A hot potato: Deepfakes are when one person's face is superimposed on the face and body of an other, using deep learning algorithms. There are already a few convincing techniques in use, mainly for making fake porn videos and satire. However, one company is taking it up a notch---Disney.

It appears that Disney is doing deepfakes now. Researchers for the Mouse have published a paper titled "High-Resolution Neural Face Swapping for Visual Effects," showing new technology it has developed to swap actors' faces on video. The effects are astonishingly realistic, albeit a bit unnerving. Disney Research Studios' machine learning algorithms use stabilization techniques and lighting tricks that make swapped faces appear seamless.

What's more, is the researchers are concentrating on working in higher resolutions than deepfakes we have seen in the past. Disney claims that other techniques, such as those from DeepFakes and DeepFakeLabs, produce images of 256x256 pixels. Its algorithms are capable of 1024x1024 with fewer aberrations and better lighting. Larger resolutions also translate to more effective use in films.

Although Disney's R&D team did not mention specific use cases that it had in mind, it did allude to the fact that better face-swapping being something Hollywood has been interested in developing for years.

"In the film and TV industry, a variety of approaches for face swapping have been explored over the years, and the ones in use today are typically elaborate and labor-intensive computer-graphics methods. They require great care on set as well as extensive frame-by-frame animation and post-processing by digital-effects professionals. The methods have only very recently matured to the point that filmmakers have become more willing to brave the "uncanny valley" and show detailed views of virtual actors. Examples include Paul Walker in Furious 7 and Peter Cushing and Carrie Fisher in Rogue One."

The technology is not without its pitfalls, however. With a presidential election coming up, Facebook banned deepfakes on its platform. Twitter is also looking into policy changes to combat fakes.
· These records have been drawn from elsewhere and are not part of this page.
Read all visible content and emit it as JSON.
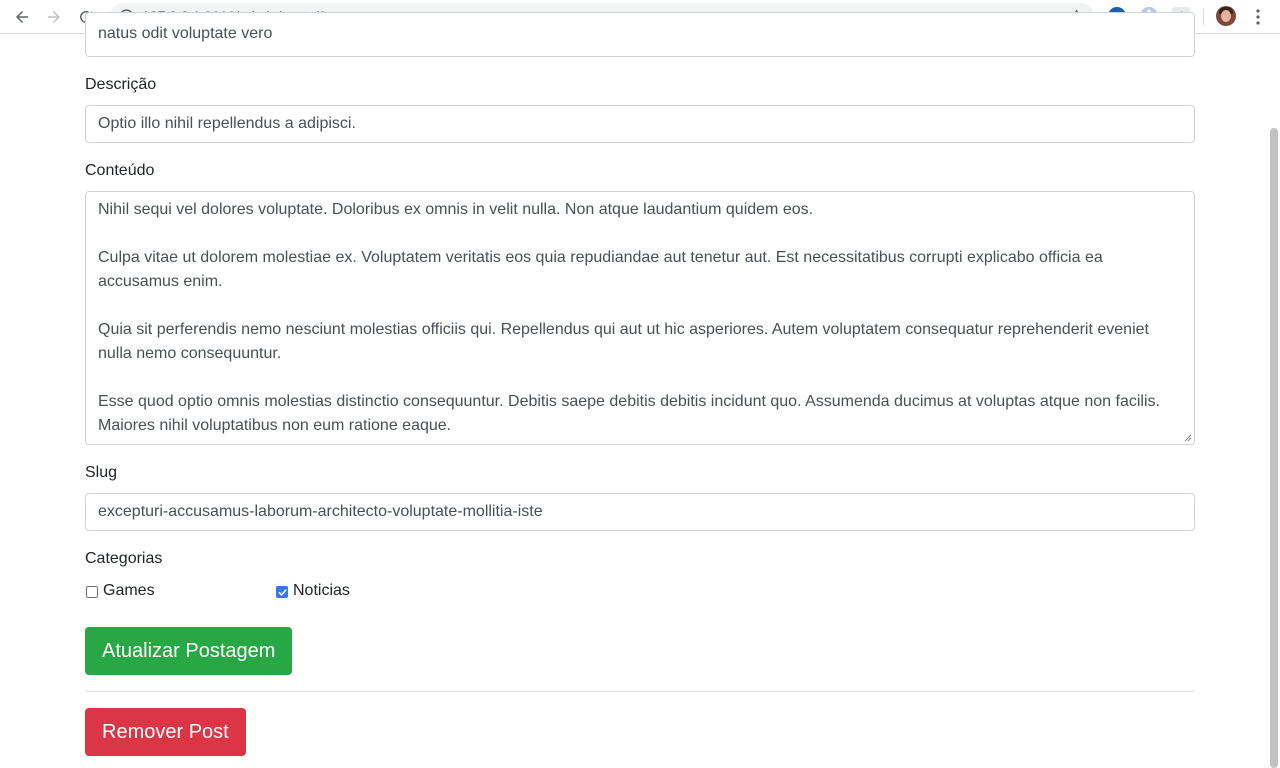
{
  "browser": {
    "url_host": "127.0.0.1",
    "url_path": ":8000/admin/posts/3"
  },
  "form": {
    "title_value": "natus odit voluptate vero",
    "description": {
      "label": "Descrição",
      "value": "Optio illo nihil repellendus a adipisci."
    },
    "content": {
      "label": "Conteúdo",
      "value": "Nihil sequi vel dolores voluptate. Doloribus ex omnis in velit nulla. Non atque laudantium quidem eos.\n\nCulpa vitae ut dolorem molestiae ex. Voluptatem veritatis eos quia repudiandae aut tenetur aut. Est necessitatibus corrupti explicabo officia ea accusamus enim.\n\nQuia sit perferendis nemo nesciunt molestias officiis qui. Repellendus qui aut ut hic asperiores. Autem voluptatem consequatur reprehenderit eveniet nulla nemo consequuntur.\n\nEsse quod optio omnis molestias distinctio consequuntur. Debitis saepe debitis debitis incidunt quo. Assumenda ducimus at voluptas atque non facilis. Maiores nihil voluptatibus non eum ratione eaque."
    },
    "slug": {
      "label": "Slug",
      "value": "excepturi-accusamus-laborum-architecto-voluptate-mollitia-iste"
    },
    "categories": {
      "label": "Categorias",
      "items": [
        {
          "label": "Games",
          "checked": false
        },
        {
          "label": "Noticias",
          "checked": true
        }
      ]
    },
    "update_button": "Atualizar Postagem",
    "remove_button": "Remover Post"
  },
  "colors": {
    "success": "#28a745",
    "danger": "#dc3545",
    "checkbox_checked": "#3478f6"
  }
}
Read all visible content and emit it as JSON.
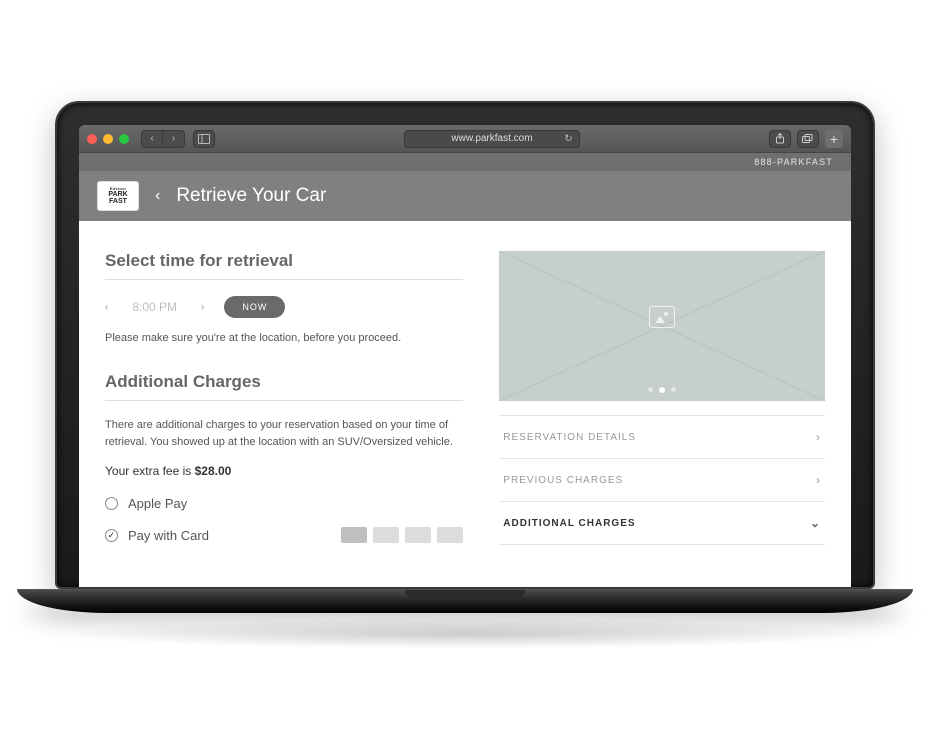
{
  "browser": {
    "url": "www.parkfast.com"
  },
  "topstrip": {
    "phone": "888-PARKFAST"
  },
  "header": {
    "logo_top": "Edison",
    "logo_line1": "PARK",
    "logo_line2": "FAST",
    "title": "Retrieve Your Car"
  },
  "retrieval": {
    "section_title": "Select time for retrieval",
    "time_value": "8:00 PM",
    "now_label": "NOW",
    "hint": "Please make sure you're at the location, before you proceed."
  },
  "charges": {
    "section_title": "Additional Charges",
    "description": "There are additional charges to your reservation based on your time of retrieval. You showed up at the location with an SUV/Oversized vehicle.",
    "fee_prefix": "Your extra fee is ",
    "fee_amount": "$28.00"
  },
  "payment": {
    "options": [
      {
        "label": "Apple Pay",
        "checked": false
      },
      {
        "label": "Pay with Card",
        "checked": true
      }
    ]
  },
  "accordion": {
    "items": [
      {
        "label": "RESERVATION DETAILS",
        "expanded": false
      },
      {
        "label": "PREVIOUS CHARGES",
        "expanded": false
      },
      {
        "label": "ADDITIONAL CHARGES",
        "expanded": true
      }
    ]
  }
}
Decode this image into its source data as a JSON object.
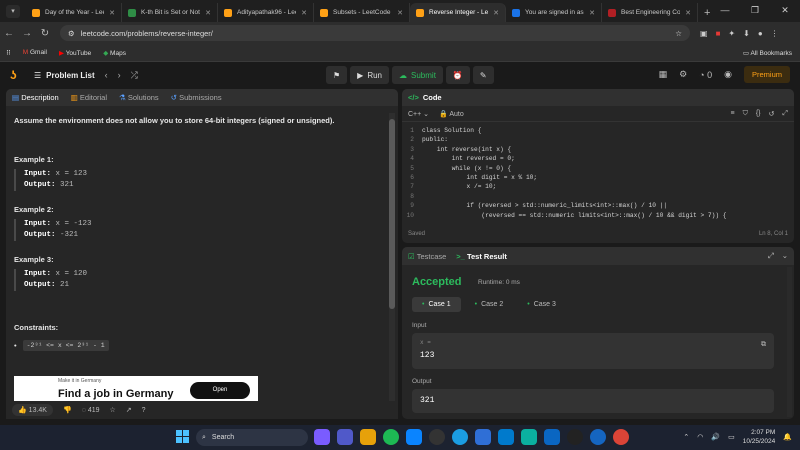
{
  "browser": {
    "tabs": [
      {
        "title": "Day of the Year - Lee",
        "color": "#ffa116",
        "active": false
      },
      {
        "title": "K-th Bit is Set or Not",
        "color": "#2f8d46",
        "active": false
      },
      {
        "title": "Adityapathak96 - Lee",
        "color": "#ffa116",
        "active": false
      },
      {
        "title": "Subsets - LeetCode",
        "color": "#ffa116",
        "active": false
      },
      {
        "title": "Reverse Integer - Lee",
        "color": "#ffa116",
        "active": true
      },
      {
        "title": "You are signed in as",
        "color": "#1a73e8",
        "active": false
      },
      {
        "title": "Best Engineering Co",
        "color": "#b11f24",
        "active": false
      }
    ],
    "url": "leetcode.com/problems/reverse-integer/",
    "bookmarks": [
      "Gmail",
      "YouTube",
      "Maps"
    ],
    "all_bookmarks": "All Bookmarks"
  },
  "header": {
    "problem_list": "Problem List",
    "run": "Run",
    "submit": "Submit",
    "streak": "0",
    "premium": "Premium"
  },
  "left": {
    "tabs": [
      "Description",
      "Editorial",
      "Solutions",
      "Submissions"
    ],
    "assumption": "Assume the environment does not allow you to store 64-bit integers (signed or unsigned).",
    "examples": [
      {
        "title": "Example 1:",
        "input": "x = 123",
        "output": "321"
      },
      {
        "title": "Example 2:",
        "input": "x = -123",
        "output": "-321"
      },
      {
        "title": "Example 3:",
        "input": "x = 120",
        "output": "21"
      }
    ],
    "input_label": "Input:",
    "output_label": "Output:",
    "constraints_title": "Constraints:",
    "constraint": "-2³¹ <= x <= 2³¹ - 1",
    "ad": {
      "small": "Make it in Germany",
      "title": "Find a job in Germany",
      "button": "Open"
    },
    "footer": {
      "likes": "13.4K",
      "comments": "419"
    }
  },
  "code": {
    "title": "Code",
    "language": "C++",
    "mode": "Auto",
    "lines": [
      "class Solution {",
      "public:",
      "    int reverse(int x) {",
      "        int reversed = 0;",
      "        while (x != 0) {",
      "            int digit = x % 10;",
      "            x /= 10;",
      "",
      "            if (reversed > std::numeric_limits<int>::max() / 10 ||",
      "                (reversed == std::numeric limits<int>::max() / 10 && digit > 7)) {"
    ],
    "saved": "Saved",
    "position": "Ln 8, Col 1"
  },
  "test": {
    "tabs": [
      "Testcase",
      "Test Result"
    ],
    "status": "Accepted",
    "runtime": "Runtime: 0 ms",
    "cases": [
      "Case 1",
      "Case 2",
      "Case 3"
    ],
    "input_label": "Input",
    "var_name": "x =",
    "input_value": "123",
    "output_label": "Output",
    "output_value": "321"
  },
  "taskbar": {
    "search": "Search",
    "time": "2:07 PM",
    "date": "10/25/2024"
  }
}
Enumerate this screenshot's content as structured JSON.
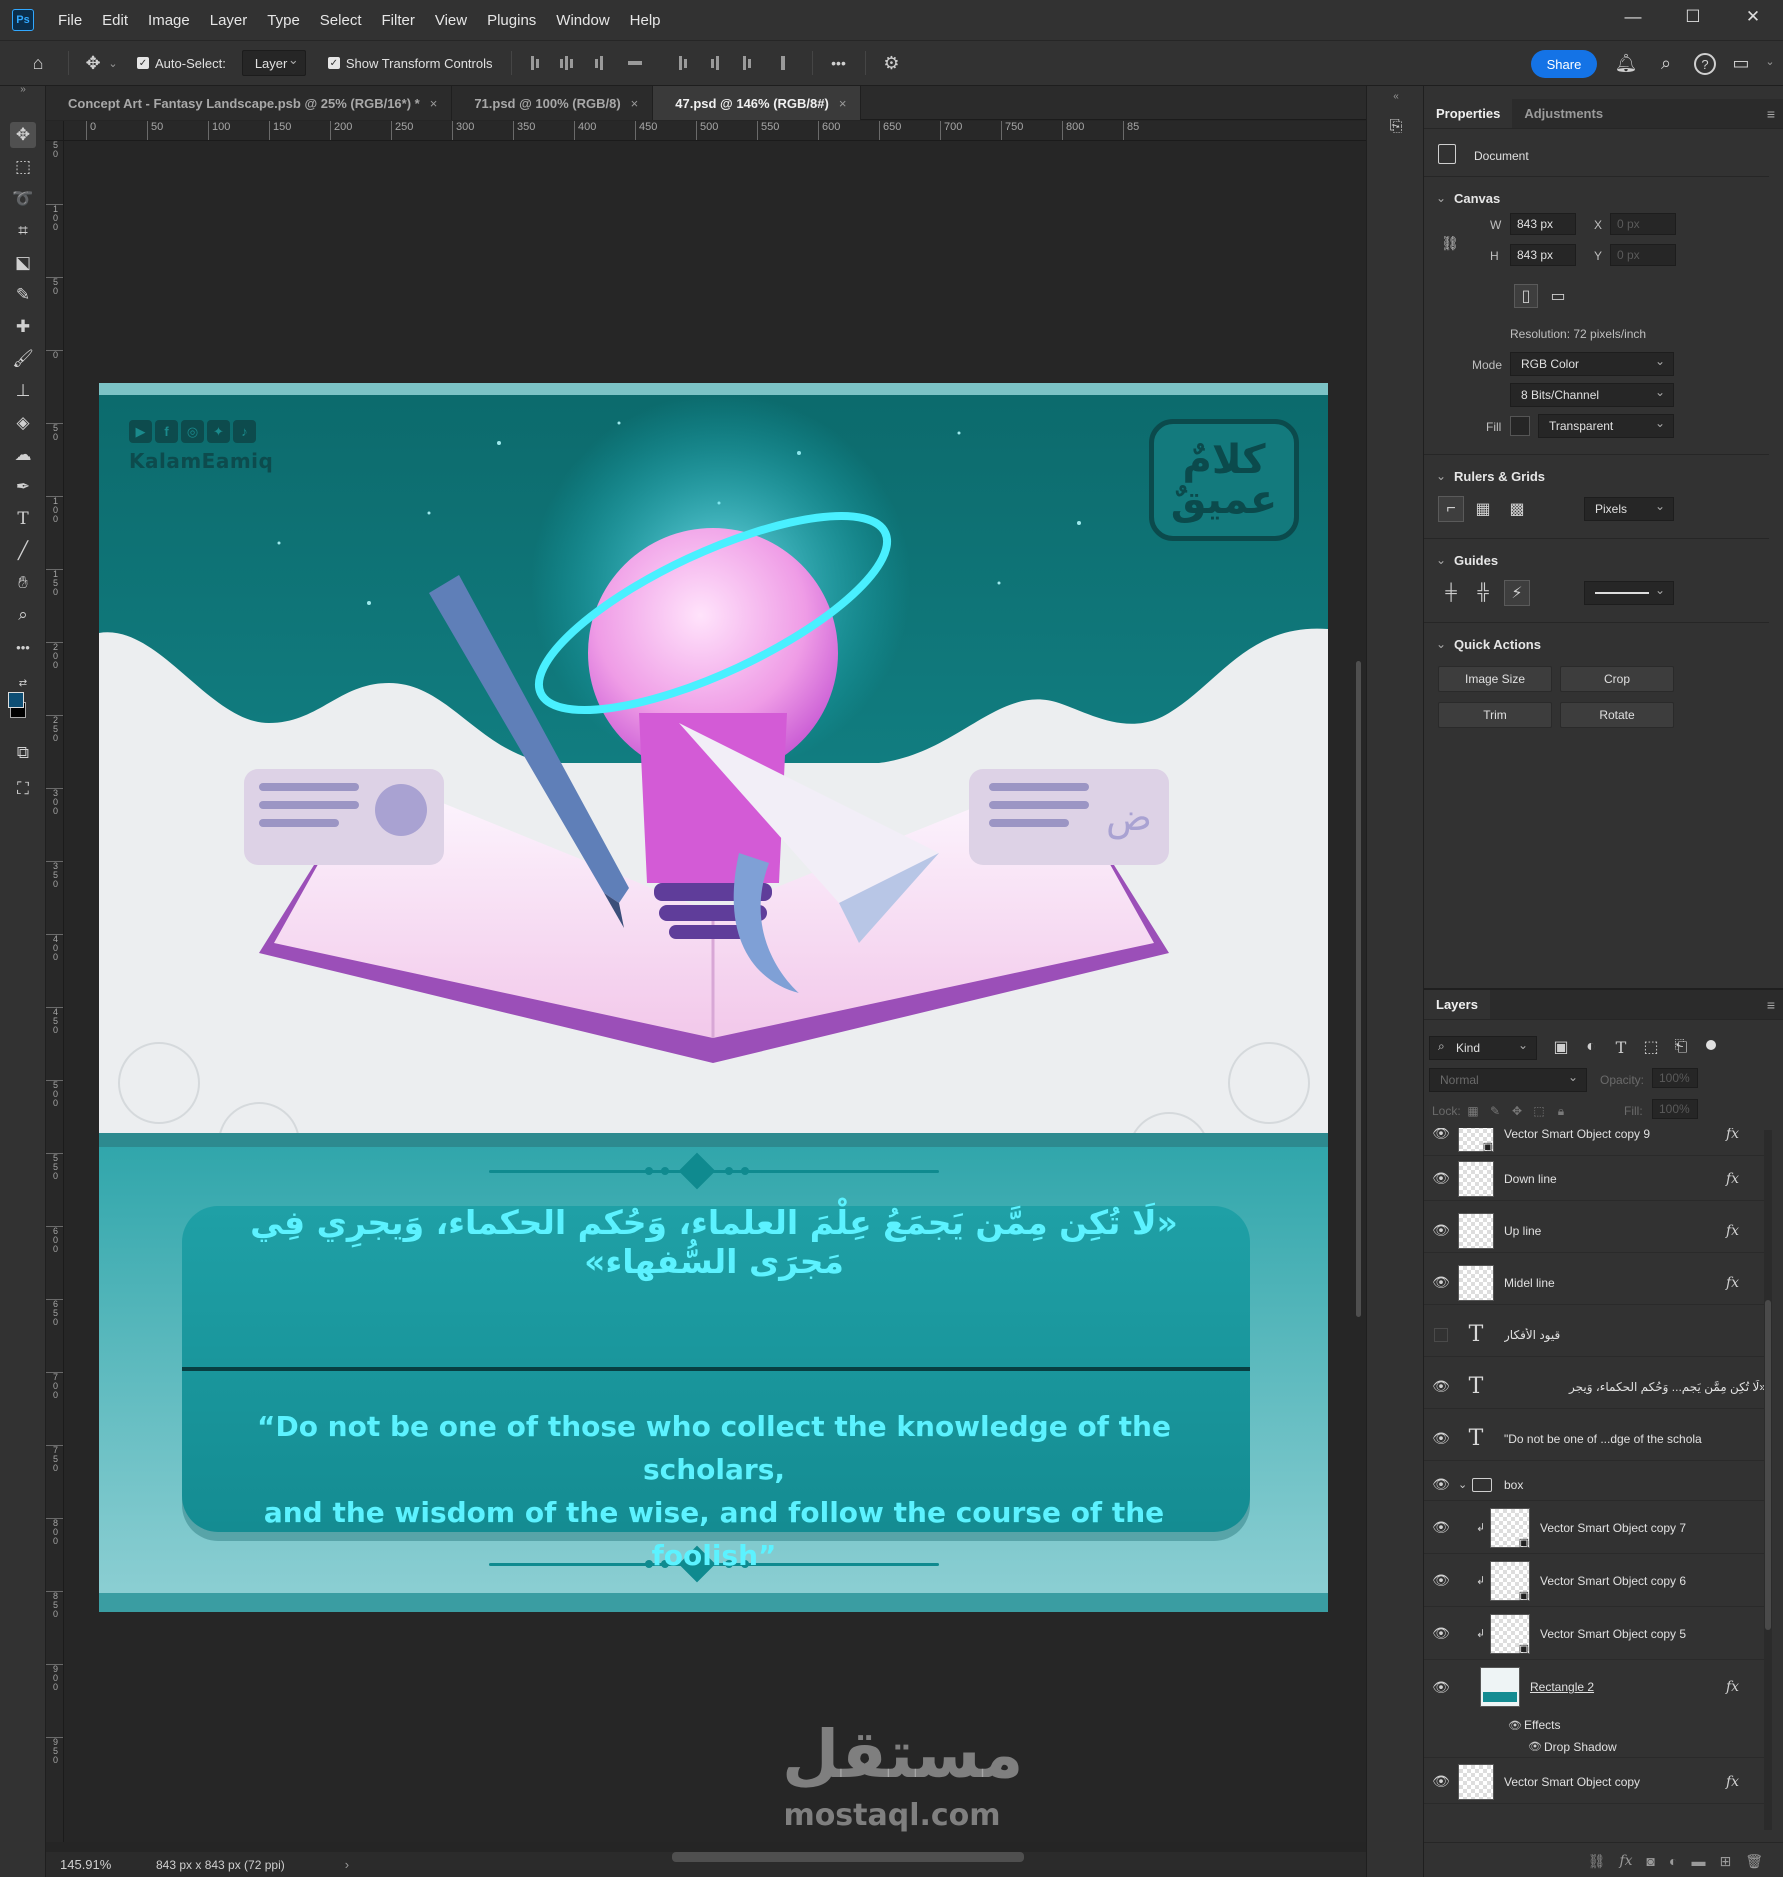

There is plenty of room for the legitimate use of face-swapping technology, and Disney is sure to be one utilizing it in this fashion. However, there is also a valid concern of misuse of the techniques, whether developed by Disney or others. Perhaps the company could also work on countermeasures to identify fakes were its research to be used maliciously.